Exercise material ->
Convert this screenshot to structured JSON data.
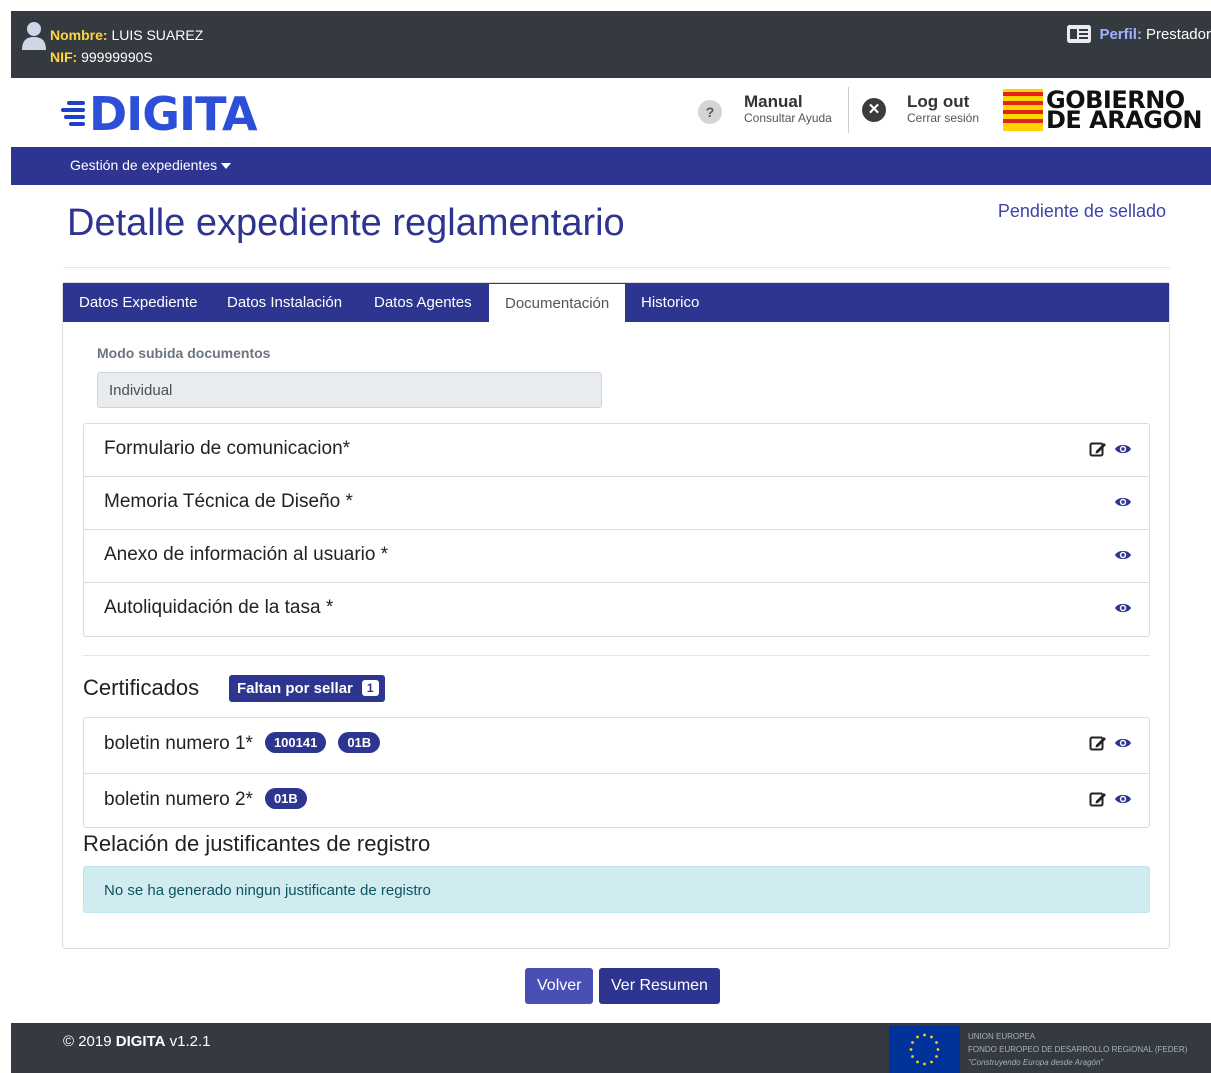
{
  "userbar": {
    "name_key": "Nombre:",
    "name_value": "LUIS SUAREZ",
    "nif_key": "NIF:",
    "nif_value": "99999990S",
    "perfil_key": "Perfil:",
    "perfil_value": "Prestador"
  },
  "header": {
    "logo": "DIGITA",
    "manual_title": "Manual",
    "manual_subtitle": "Consultar Ayuda",
    "logout_title": "Log out",
    "logout_subtitle": "Cerrar sesión",
    "gov_line1": "GOBIERNO",
    "gov_line2": "DE ARAGON",
    "help_glyph": "?",
    "close_glyph": "✕"
  },
  "nav": {
    "menu_label": "Gestión de expedientes"
  },
  "page": {
    "title": "Detalle expediente reglamentario",
    "status": "Pendiente de sellado"
  },
  "tabs": [
    {
      "label": "Datos Expediente",
      "active": false
    },
    {
      "label": "Datos Instalación",
      "active": false
    },
    {
      "label": "Datos Agentes",
      "active": false
    },
    {
      "label": "Documentación",
      "active": true
    },
    {
      "label": "Historico",
      "active": false
    }
  ],
  "upload_mode": {
    "label": "Modo subida documentos",
    "value": "Individual"
  },
  "documents": [
    {
      "label": "Formulario de comunicacion*",
      "icons": [
        "edit-icon",
        "eye-icon"
      ]
    },
    {
      "label": "Memoria Técnica de Diseño *",
      "icons": [
        "eye-icon"
      ]
    },
    {
      "label": "Anexo de información al usuario *",
      "icons": [
        "eye-icon"
      ]
    },
    {
      "label": "Autoliquidación de la tasa *",
      "icons": [
        "eye-icon"
      ]
    }
  ],
  "certificados": {
    "title": "Certificados",
    "badge_label": "Faltan por sellar",
    "badge_count": "1",
    "items": [
      {
        "label": "boletin numero 1*",
        "pills": [
          "100141",
          "01B"
        ],
        "icons": [
          "edit-icon",
          "eye-icon"
        ]
      },
      {
        "label": "boletin numero 2*",
        "pills": [
          "01B"
        ],
        "icons": [
          "edit-icon",
          "eye-icon"
        ]
      }
    ]
  },
  "justificantes": {
    "title": "Relación de justificantes de registro",
    "empty_message": "No se ha generado ningun justificante de registro"
  },
  "buttons": {
    "volver": "Volver",
    "resumen": "Ver Resumen"
  },
  "footer": {
    "copyright_prefix": "© 2019",
    "brand": "DIGITA",
    "version": "v1.2.1",
    "eu_line1": "UNION EUROPEA",
    "eu_line2": "FONDO EUROPEO DE DESARROLLO REGIONAL (FEDER)",
    "eu_line3": "\"Construyendo Europa desde Aragón\""
  },
  "colors": {
    "primary": "#2e3590",
    "dark_bar": "#343a40",
    "alert_bg": "#d1ecf1",
    "status_text": "#3d44a8",
    "name_key": "#ffd43b"
  }
}
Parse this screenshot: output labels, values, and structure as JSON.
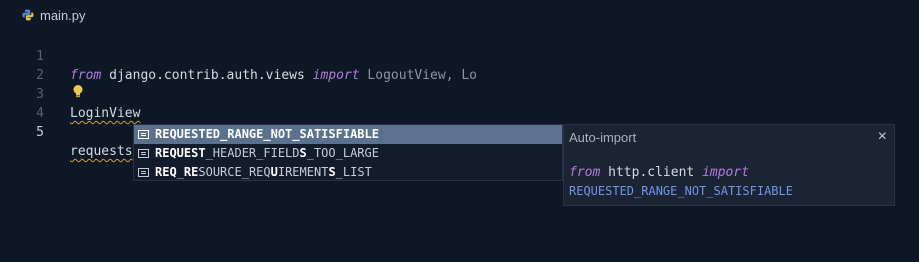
{
  "tab": {
    "filename": "main.py",
    "icon": "python-file-icon"
  },
  "editor": {
    "lines": [
      {
        "number": "1",
        "kw1": "from",
        "text1": " django.contrib.auth.views ",
        "kw2": "import",
        "text2": " LogoutView, Lo"
      },
      {
        "number": "2"
      },
      {
        "number": "3",
        "text": "LoginView"
      },
      {
        "number": "4"
      },
      {
        "number": "5",
        "text": "requests"
      }
    ]
  },
  "suggestions": {
    "items": [
      {
        "match": "REQUESTED",
        "rest": "_RANGE_NOT_SATISFIABLE",
        "selected": true
      },
      {
        "parts": [
          "REQUEST",
          "_HEADER_FIELD",
          "S",
          "_TOO_LARGE"
        ]
      },
      {
        "parts": [
          "REQ",
          "_",
          "RE",
          "SOURCE_REQ",
          "U",
          "IREMENT",
          "S",
          "_LIST"
        ]
      }
    ]
  },
  "detail": {
    "title": "Auto-import",
    "close": "×",
    "kw_from": "from",
    "module": " http.client ",
    "kw_import": "import",
    "symbol": "REQUESTED_RANGE_NOT_SATISFIABLE"
  },
  "colors": {
    "background": "#0e1726",
    "keyword": "#b27cd9",
    "selection": "#5a7290",
    "warning_squiggle": "#c9a227",
    "symbol": "#6f96e6"
  }
}
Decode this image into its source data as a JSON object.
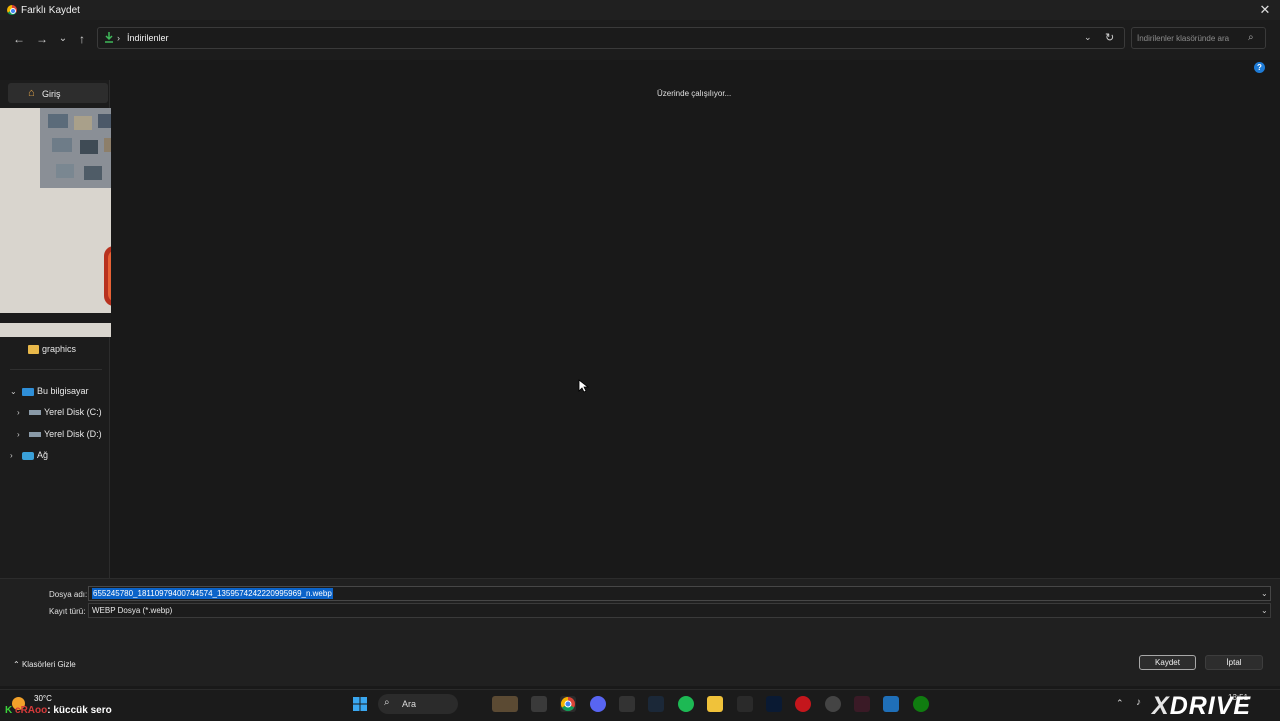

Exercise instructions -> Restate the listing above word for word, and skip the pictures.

Response for this exercise ->
Convert this screenshot to structured JSON data.
{
  "userbar": {
    "name_key": "Nombre:",
    "name_value": "LUIS SUAREZ",
    "nif_key": "NIF:",
    "nif_value": "99999990S",
    "perfil_key": "Perfil:",
    "perfil_value": "Prestador"
  },
  "header": {
    "logo": "DIGITA",
    "manual_title": "Manual",
    "manual_subtitle": "Consultar Ayuda",
    "logout_title": "Log out",
    "logout_subtitle": "Cerrar sesión",
    "gov_line1": "GOBIERNO",
    "gov_line2": "DE ARAGON",
    "help_glyph": "?",
    "close_glyph": "✕"
  },
  "nav": {
    "menu_label": "Gestión de expedientes"
  },
  "page": {
    "title": "Detalle expediente reglamentario",
    "status": "Pendiente de sellado"
  },
  "tabs": [
    {
      "label": "Datos Expediente",
      "active": false
    },
    {
      "label": "Datos Instalación",
      "active": false
    },
    {
      "label": "Datos Agentes",
      "active": false
    },
    {
      "label": "Documentación",
      "active": true
    },
    {
      "label": "Historico",
      "active": false
    }
  ],
  "upload_mode": {
    "label": "Modo subida documentos",
    "value": "Individual"
  },
  "documents": [
    {
      "label": "Formulario de comunicacion*",
      "icons": [
        "edit-icon",
        "eye-icon"
      ]
    },
    {
      "label": "Memoria Técnica de Diseño *",
      "icons": [
        "eye-icon"
      ]
    },
    {
      "label": "Anexo de información al usuario *",
      "icons": [
        "eye-icon"
      ]
    },
    {
      "label": "Autoliquidación de la tasa *",
      "icons": [
        "eye-icon"
      ]
    }
  ],
  "certificados": {
    "title": "Certificados",
    "badge_label": "Faltan por sellar",
    "badge_count": "1",
    "items": [
      {
        "label": "boletin numero 1*",
        "pills": [
          "100141",
          "01B"
        ],
        "icons": [
          "edit-icon",
          "eye-icon"
        ]
      },
      {
        "label": "boletin numero 2*",
        "pills": [
          "01B"
        ],
        "icons": [
          "edit-icon",
          "eye-icon"
        ]
      }
    ]
  },
  "justificantes": {
    "title": "Relación de justificantes de registro",
    "empty_message": "No se ha generado ningun justificante de registro"
  },
  "buttons": {
    "volver": "Volver",
    "resumen": "Ver Resumen"
  },
  "footer": {
    "copyright_prefix": "© 2019",
    "brand": "DIGITA",
    "version": "v1.2.1",
    "eu_line1": "UNION EUROPEA",
    "eu_line2": "FONDO EUROPEO DE DESARROLLO REGIONAL (FEDER)",
    "eu_line3": "\"Construyendo Europa desde Aragón\""
  },
  "colors": {
    "primary": "#2e3590",
    "dark_bar": "#343a40",
    "alert_bg": "#d1ecf1",
    "status_text": "#3d44a8",
    "name_key": "#ffd43b"
  }
}
Parse this screenshot: output labels, values, and structure as JSON.
{
  "tab": {
    "filename": "main.py",
    "icon": "python-file-icon"
  },
  "editor": {
    "lines": [
      {
        "number": "1",
        "kw1": "from",
        "text1": " django.contrib.auth.views ",
        "kw2": "import",
        "text2": " LogoutView, Lo"
      },
      {
        "number": "2"
      },
      {
        "number": "3",
        "text": "LoginView"
      },
      {
        "number": "4"
      },
      {
        "number": "5",
        "text": "requests"
      }
    ]
  },
  "suggestions": {
    "items": [
      {
        "match": "REQUESTED",
        "rest": "_RANGE_NOT_SATISFIABLE",
        "selected": true
      },
      {
        "parts": [
          "REQUEST",
          "_HEADER_FIELD",
          "S",
          "_TOO_LARGE"
        ]
      },
      {
        "parts": [
          "REQ",
          "_",
          "RE",
          "SOURCE_REQ",
          "U",
          "IREMENT",
          "S",
          "_LIST"
        ]
      }
    ]
  },
  "detail": {
    "title": "Auto-import",
    "close": "×",
    "kw_from": "from",
    "module": " http.client ",
    "kw_import": "import",
    "symbol": "REQUESTED_RANGE_NOT_SATISFIABLE"
  },
  "colors": {
    "background": "#0e1726",
    "keyword": "#b27cd9",
    "selection": "#5a7290",
    "warning_squiggle": "#c9a227",
    "symbol": "#6f96e6"
  }
}
Decode this image into its source data as a JSON object.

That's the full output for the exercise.